It was 1970 and college campuses all over the nation were centers of anti-war protests. Students were fighting to keep their young friends home, away from a violent and bloody war in Vietnam. On May 4, 1970, a protest at Kent State University turned violent when the Ohio National Guard opened fire killing four students. Almost ten days later, when students were protesting the Kent State tragedy at the historically black college Jackson State University in Jackson, Mississippi, two students were killed by Mississippi State Police during rioting-these two students were Phillip Lafayette Gibbs and James Earl Green.
The atmosphere at Jackson State was tense because of the Kent State slaying, and because of white motorists harassing students as they passed through campus on their way to downtown Jackson.

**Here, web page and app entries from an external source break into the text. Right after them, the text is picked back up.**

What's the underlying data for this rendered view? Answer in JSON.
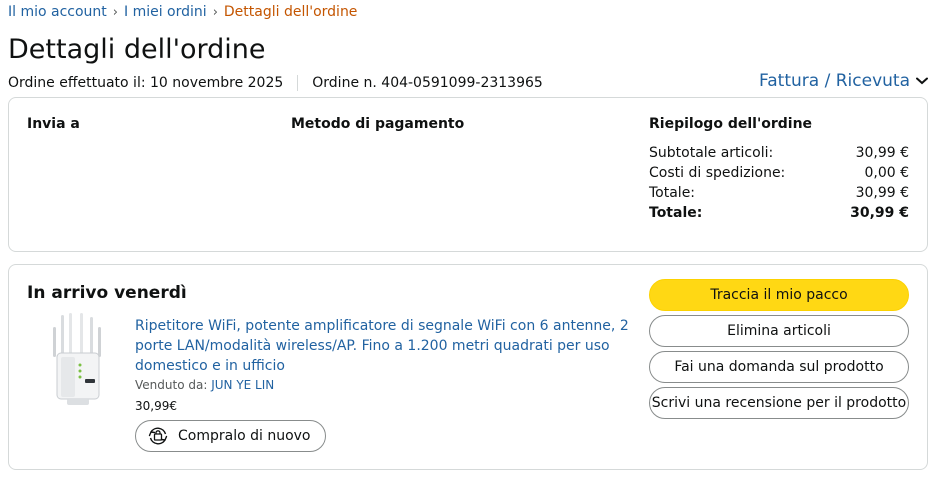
{
  "breadcrumb": {
    "account": "Il mio account",
    "orders": "I miei ordini",
    "current": "Dettagli dell'ordine",
    "separator": "›"
  },
  "page_title": "Dettagli dell'ordine",
  "order": {
    "placed": "Ordine effettuato il: 10 novembre 2025",
    "number": "Ordine n. 404-0591099-2313965"
  },
  "invoice_link": "Fattura / Ricevuta",
  "summary": {
    "ship_to": "Invia a",
    "payment_method": "Metodo di pagamento",
    "order_summary": "Riepilogo dell'ordine",
    "rows": [
      {
        "label": "Subtotale articoli:",
        "value": "30,99 €"
      },
      {
        "label": "Costi di spedizione:",
        "value": "0,00 €"
      },
      {
        "label": "Totale:",
        "value": "30,99 €"
      },
      {
        "label": "Totale:",
        "value": "30,99 €"
      }
    ]
  },
  "shipment": {
    "arrival": "In arrivo venerdì",
    "product_title": "Ripetitore WiFi, potente amplificatore di segnale WiFi con 6 antenne, 2 porte LAN/modalità wireless/AP. Fino a 1.200 metri quadrati per uso domestico e in ufficio",
    "sold_by_label": "Venduto da:",
    "seller": "JUN YE LIN",
    "price": "30,99€",
    "buy_again": "Compralo di nuovo"
  },
  "actions": {
    "track": "Traccia il mio pacco",
    "delete": "Elimina articoli",
    "ask": "Fai una domanda sul prodotto",
    "review": "Scrivi una recensione per il prodotto"
  },
  "colors": {
    "link": "#2162a1",
    "breadcrumb_current": "#c45500",
    "primary_button": "#ffd814",
    "border": "#d5d9d9"
  },
  "icons": {
    "chevron": "chevron-down-icon",
    "buy_again": "buy-again-icon",
    "product": "wifi-repeater-image"
  }
}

Around 9:30p.m. on May 14, rioting began at Jackson State because of rumors that civil rights activist Charles Evers and his wife had been killed.
Rioting students set fire to campus buildings and overturned a dump truck. Out of fear for their lives, the firemen called for police backup. Seventy-five city policemen carrying carbines, submachine guns and other weapons came to the site. The firemen quickly put out the fires and left, but police stayed on moving toward Alexander Center, a women's dormitory.
A group of 100 students congregated in front of the dorm shouting and throwing bottles at the police. What happened next is unclear, but the police opened fire. Police fired for about thirty seconds, killing Gibbs and Green and wounding twelve other students. In the weeks that followed, schools and colleges around the country protested, and the African American community banned local white-owned businesses.
James Earl Green was a 17-year-old senior in high school passing through Jackson State on his way home from his after school job. Born on December 19, 1952, he was one of eight children in his family. His father died when he was young, and his mother recently remarried to a laborer. With dreams of attending the University of California at Los Angeles, Green was a good student, quiet and well-liked by his peers. He was also the star of his track team. He worked daily at the Rag-a-Bag grocery store giving his wages to his mother at the end of each week.
Phillip Lafayette Gibbs was born on September 1, 1948 in Ripley, Mississippi. His father worked as a share cropper and in various jobs. In the early fifties, Gibbs moved to Beloit, Wisconsin with his mother while his father worked in Iowa. When both of his parents died in the early sixties, the children moved back to Ripley. Gibbs finished at the top of his high school class and then attended Jackson State with the hopes of becoming a doctor. When he realized that medical school would require time and a lot of money, he decided to prepare for law school. He was a member of the Civil Rights Council and was active in his church and basketball. Gibbs had recently married his high school sweetheart and had an 11-month son.
While these two men were not heroes fighting for a specific cause, they were martyrs for a generation of young men and women who were fighting for equality and to save their peers from the horrors of war. In the fervor of Kent State and protests at other schools, Green and Earl have been forgotten-this is a tribute to their lives and the struggles of a generation that fought for equality on many different fronts.
- Phillip Lafayette Gibbs born on September 1, 1948 in Ripley, Mississippi.
- James Earl Green born on December 19, 1952.
- Four students are killed at Kent State in Ohio on May 4, 1970.
- Gibbs and Lafayette killed by Jackson police officers in a riot at Jackson State